*Task input:*
>>>

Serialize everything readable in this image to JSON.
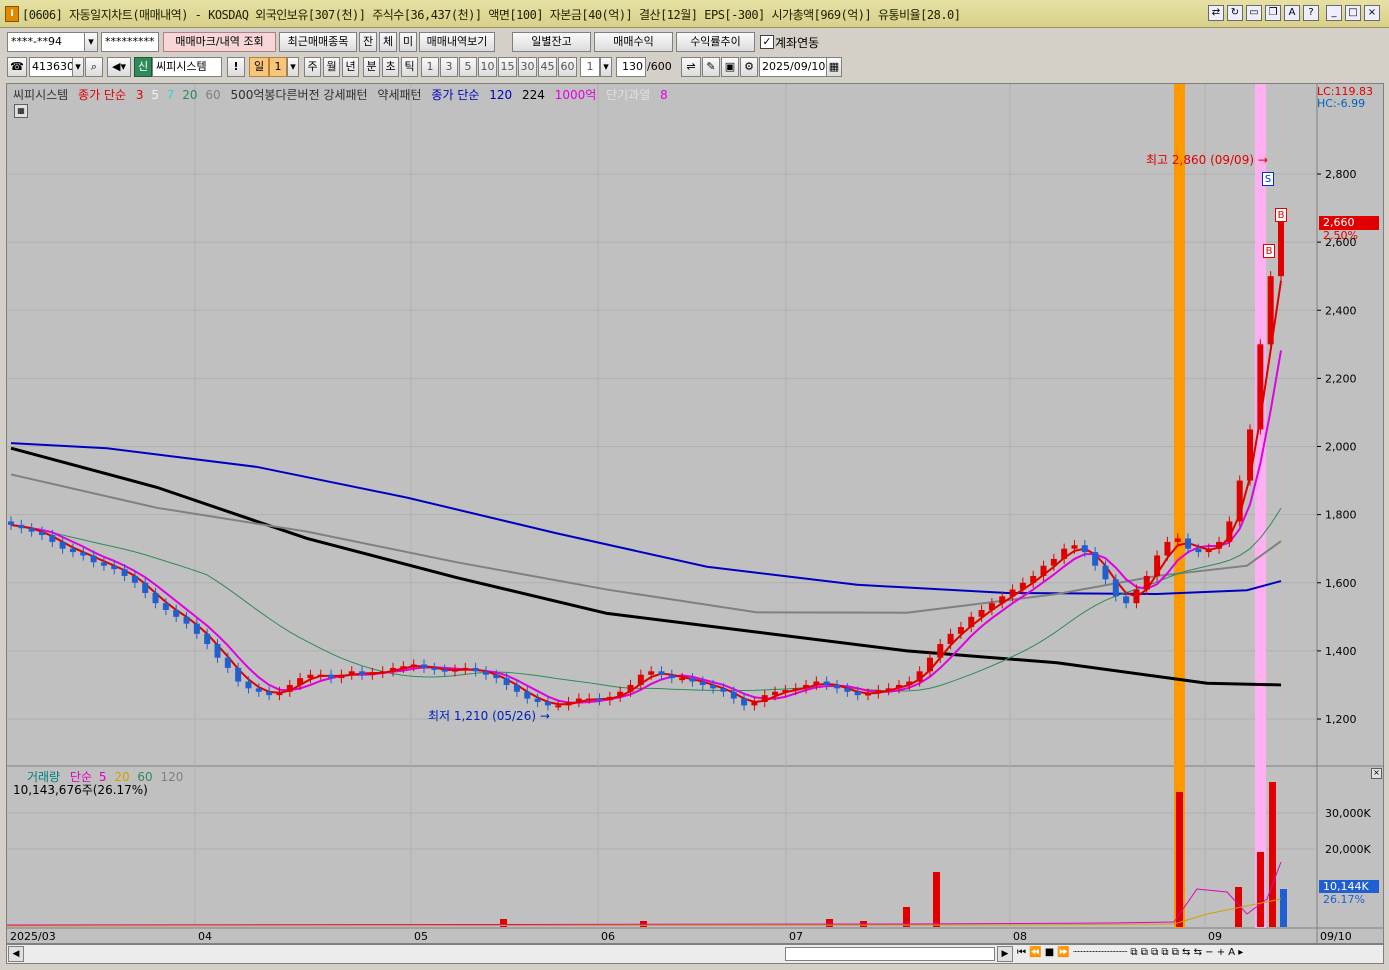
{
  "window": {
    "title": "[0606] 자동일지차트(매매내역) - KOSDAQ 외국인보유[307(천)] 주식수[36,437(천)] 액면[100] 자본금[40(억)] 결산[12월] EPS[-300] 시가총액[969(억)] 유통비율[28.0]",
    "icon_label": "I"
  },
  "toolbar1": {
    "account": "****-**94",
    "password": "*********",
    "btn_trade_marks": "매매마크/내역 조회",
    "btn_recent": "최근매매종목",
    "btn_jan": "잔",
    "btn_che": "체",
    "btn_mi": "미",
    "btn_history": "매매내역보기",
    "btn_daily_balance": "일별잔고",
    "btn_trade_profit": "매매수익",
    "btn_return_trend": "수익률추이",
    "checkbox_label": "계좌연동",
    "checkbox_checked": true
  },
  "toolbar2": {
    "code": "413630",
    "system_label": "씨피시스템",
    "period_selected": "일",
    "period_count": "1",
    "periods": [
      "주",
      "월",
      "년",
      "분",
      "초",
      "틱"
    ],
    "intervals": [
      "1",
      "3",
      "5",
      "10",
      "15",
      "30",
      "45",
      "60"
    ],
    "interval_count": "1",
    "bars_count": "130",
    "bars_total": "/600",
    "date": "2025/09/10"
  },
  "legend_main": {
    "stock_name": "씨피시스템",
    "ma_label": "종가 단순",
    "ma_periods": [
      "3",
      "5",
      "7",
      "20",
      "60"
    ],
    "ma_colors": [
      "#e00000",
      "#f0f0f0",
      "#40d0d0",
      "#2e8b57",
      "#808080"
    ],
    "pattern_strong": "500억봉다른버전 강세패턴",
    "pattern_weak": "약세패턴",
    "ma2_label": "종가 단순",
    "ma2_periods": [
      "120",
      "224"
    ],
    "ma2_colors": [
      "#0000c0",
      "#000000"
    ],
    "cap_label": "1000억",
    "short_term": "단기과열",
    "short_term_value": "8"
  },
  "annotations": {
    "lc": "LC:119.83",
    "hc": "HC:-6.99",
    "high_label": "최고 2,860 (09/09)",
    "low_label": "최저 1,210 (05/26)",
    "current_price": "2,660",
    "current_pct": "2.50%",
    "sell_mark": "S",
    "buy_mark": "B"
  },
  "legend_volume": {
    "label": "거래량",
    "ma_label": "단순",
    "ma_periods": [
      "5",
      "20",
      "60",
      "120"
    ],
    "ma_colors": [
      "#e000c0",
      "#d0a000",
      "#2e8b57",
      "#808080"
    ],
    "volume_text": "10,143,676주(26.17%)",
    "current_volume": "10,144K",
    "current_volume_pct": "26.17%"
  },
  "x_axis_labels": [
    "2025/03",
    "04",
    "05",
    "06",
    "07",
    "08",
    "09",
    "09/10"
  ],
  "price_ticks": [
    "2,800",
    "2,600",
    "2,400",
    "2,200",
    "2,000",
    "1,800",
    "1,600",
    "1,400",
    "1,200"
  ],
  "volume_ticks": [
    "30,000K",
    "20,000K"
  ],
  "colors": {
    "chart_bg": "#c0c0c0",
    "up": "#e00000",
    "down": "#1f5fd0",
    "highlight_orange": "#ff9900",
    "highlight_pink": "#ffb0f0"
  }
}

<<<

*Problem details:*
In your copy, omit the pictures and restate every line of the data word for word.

*Output below:*
Serialize everything readable in this image to JSON.
{
  "window": {
    "title": "[0606] 자동일지차트(매매내역) - KOSDAQ 외국인보유[307(천)] 주식수[36,437(천)] 액면[100] 자본금[40(억)] 결산[12월] EPS[-300] 시가총액[969(억)] 유통비율[28.0]",
    "icon_label": "I"
  },
  "toolbar1": {
    "account": "****-**94",
    "password": "*********",
    "btn_trade_marks": "매매마크/내역 조회",
    "btn_recent": "최근매매종목",
    "btn_jan": "잔",
    "btn_che": "체",
    "btn_mi": "미",
    "btn_history": "매매내역보기",
    "btn_daily_balance": "일별잔고",
    "btn_trade_profit": "매매수익",
    "btn_return_trend": "수익률추이",
    "checkbox_label": "계좌연동",
    "checkbox_checked": true
  },
  "toolbar2": {
    "code": "413630",
    "system_label": "씨피시스템",
    "period_selected": "일",
    "period_count": "1",
    "periods": [
      "주",
      "월",
      "년",
      "분",
      "초",
      "틱"
    ],
    "intervals": [
      "1",
      "3",
      "5",
      "10",
      "15",
      "30",
      "45",
      "60"
    ],
    "interval_count": "1",
    "bars_count": "130",
    "bars_total": "/600",
    "date": "2025/09/10"
  },
  "legend_main": {
    "stock_name": "씨피시스템",
    "ma_label": "종가 단순",
    "ma_periods": [
      "3",
      "5",
      "7",
      "20",
      "60"
    ],
    "ma_colors": [
      "#e00000",
      "#f0f0f0",
      "#40d0d0",
      "#2e8b57",
      "#808080"
    ],
    "pattern_strong": "500억봉다른버전 강세패턴",
    "pattern_weak": "약세패턴",
    "ma2_label": "종가 단순",
    "ma2_periods": [
      "120",
      "224"
    ],
    "ma2_colors": [
      "#0000c0",
      "#000000"
    ],
    "cap_label": "1000억",
    "short_term": "단기과열",
    "short_term_value": "8"
  },
  "annotations": {
    "lc": "LC:119.83",
    "hc": "HC:-6.99",
    "high_label": "최고 2,860 (09/09)",
    "low_label": "최저 1,210 (05/26)",
    "current_price": "2,660",
    "current_pct": "2.50%",
    "sell_mark": "S",
    "buy_mark": "B"
  },
  "legend_volume": {
    "label": "거래량",
    "ma_label": "단순",
    "ma_periods": [
      "5",
      "20",
      "60",
      "120"
    ],
    "ma_colors": [
      "#e000c0",
      "#d0a000",
      "#2e8b57",
      "#808080"
    ],
    "volume_text": "10,143,676주(26.17%)",
    "current_volume": "10,144K",
    "current_volume_pct": "26.17%"
  },
  "x_axis_labels": [
    "2025/03",
    "04",
    "05",
    "06",
    "07",
    "08",
    "09",
    "09/10"
  ],
  "price_ticks": [
    "2,800",
    "2,600",
    "2,400",
    "2,200",
    "2,000",
    "1,800",
    "1,600",
    "1,400",
    "1,200"
  ],
  "volume_ticks": [
    "30,000K",
    "20,000K"
  ],
  "colors": {
    "chart_bg": "#c0c0c0",
    "up": "#e00000",
    "down": "#1f5fd0",
    "highlight_orange": "#ff9900",
    "highlight_pink": "#ffb0f0"
  }
}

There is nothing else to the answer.